I have not found that to be the case and I have been a CTO at a variety of companies since 2007 and have a Bachelor's Degree in Computer Science, but no further degree after that. Certainly there are a few job postings that say that a “Masters or higher degree strongly preferred”.
Over the years I’ve followed those companies that had that in their job postings and I’d have to say that most of them did not achieve a particularly high degree of success. I suspect that’s because typically those companies were founded by a business person who was then looking for a technical partner but had no idea on how to evaluate the merits of a technical partner and the degree was the certification for them.
So I’d have to say that getting your first CTO position will be slightly easier with a graduate degree than without one. However, once you have your first CTO position then it does not make any difference ever again. Ever.
You’ll be judged upon the successes that you create going forward and the easiest way to get your first CTO position is to get promoted into it so keep that in mind in your job hopping. Let’s look a bit more into the graduate degree. There are deeper complexities to consider. What exactly did you learn in your undergrad years that paid off later? If it was anything more than that you learned to teach yourself and basic problem solving skills, I’d be quite surprised. Unless you are in one of the top 5 engineer schools in the country, the equipment and professors are at least 5-10 years out of date with what is happening in the cutting edge of the real world in the way of technologies. Rather than helping you in your career, it could be that it hinders you with debt and being 2-3 years behind your colleagues who stayed in the workplace. You could have learned more by being at the cutting edge of a digital business and being paid for it!
Money. What it is good for?

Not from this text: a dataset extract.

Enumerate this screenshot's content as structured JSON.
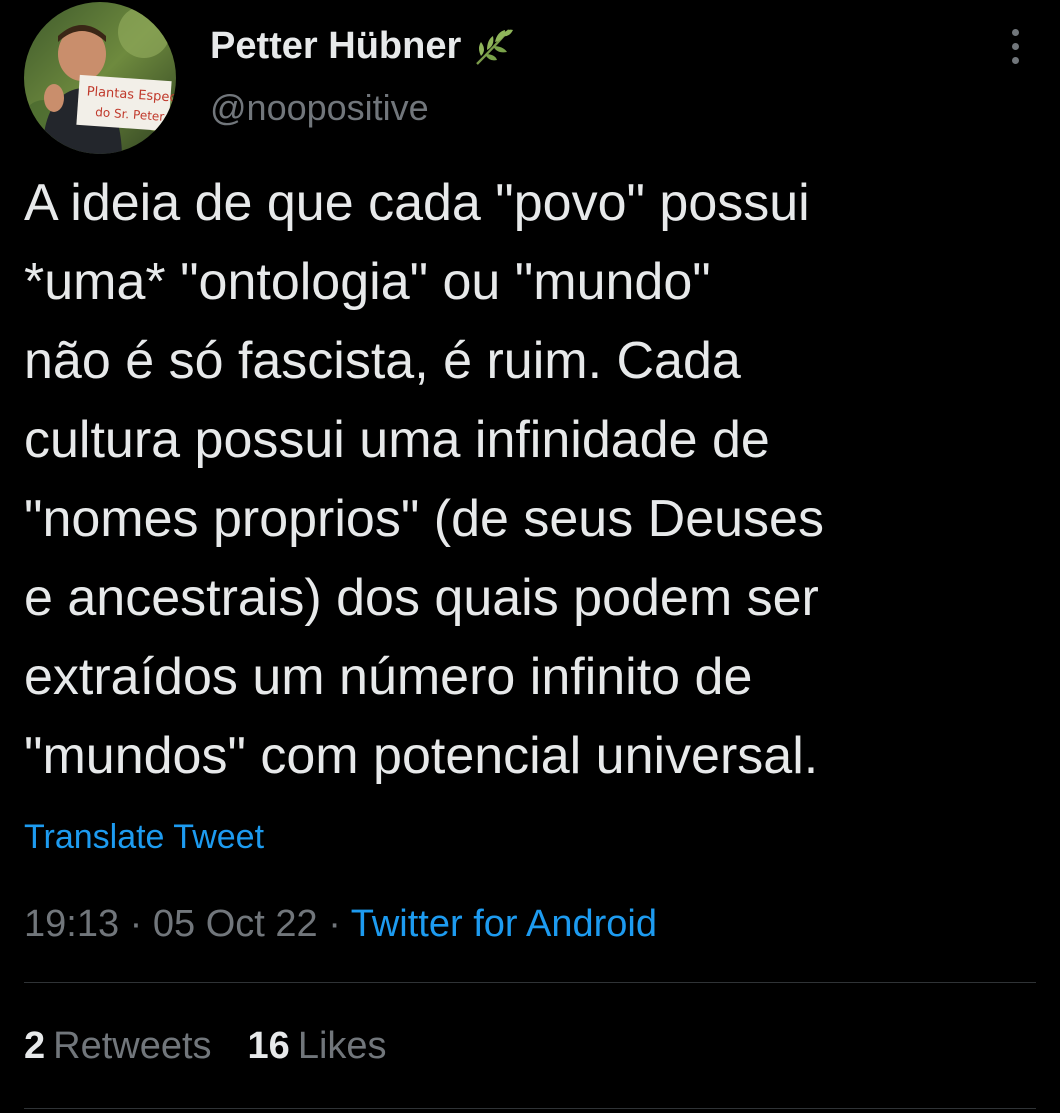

If you really want a break from your company, I believe you would learn far more by taking the hundred grand that you’d pay to get your Masters degree and instead spent it self-funding your own startup. The learnings would be enormous regardless of whether your startup business succeeded or failed. You’d also be following in the footsteps of some auspicious people who never finished their degrees: Sergey Brin (Postgraduate), Larry Page (Postgraduate), Bill Gates (Undergraduate), Steve Jobs (Undergraduate), Mark Zuckerberg (Undergraduate), Michael Dell (Undergraduate). In fact, 25% of billionaires in the US and 30% worldwide either dropped out of college or never went to college at all and instead started their own business…
Master of You. Master Your Work
I don’t pretend that I have solved the conundrum of whether you should undertake a graduate degree, but I hope that I have given you some other things to consider before deciding to go back for a further two years of (expensive) College. If you do decide to go then, great. I hope that you really benefit from it.
My one caution is to do your own financial mathematics (it is easier to get into debt than to pay it off - speak to Graduates to understand their own struggle with this) and really reflect on why you want to take a Masters. Think whether you can get the desired result through a route you may not have thought about: building your career by focusing on the opportunity presented by your current employer, a different employer, or starting your own company.
Dave Peterson is Chief Technology Officer (“CTO”) at PebblePost, the inventor of Programmatic Direct Mail®. Dave has been a CTO at a variety of tech companies over his career and has built businesses from the ground up as well as working at billion dollar publicly traded companies with international responsibility. In addition to being an accomplished technologist and business leader, Dave is a keen coach and developer of talent at all levels.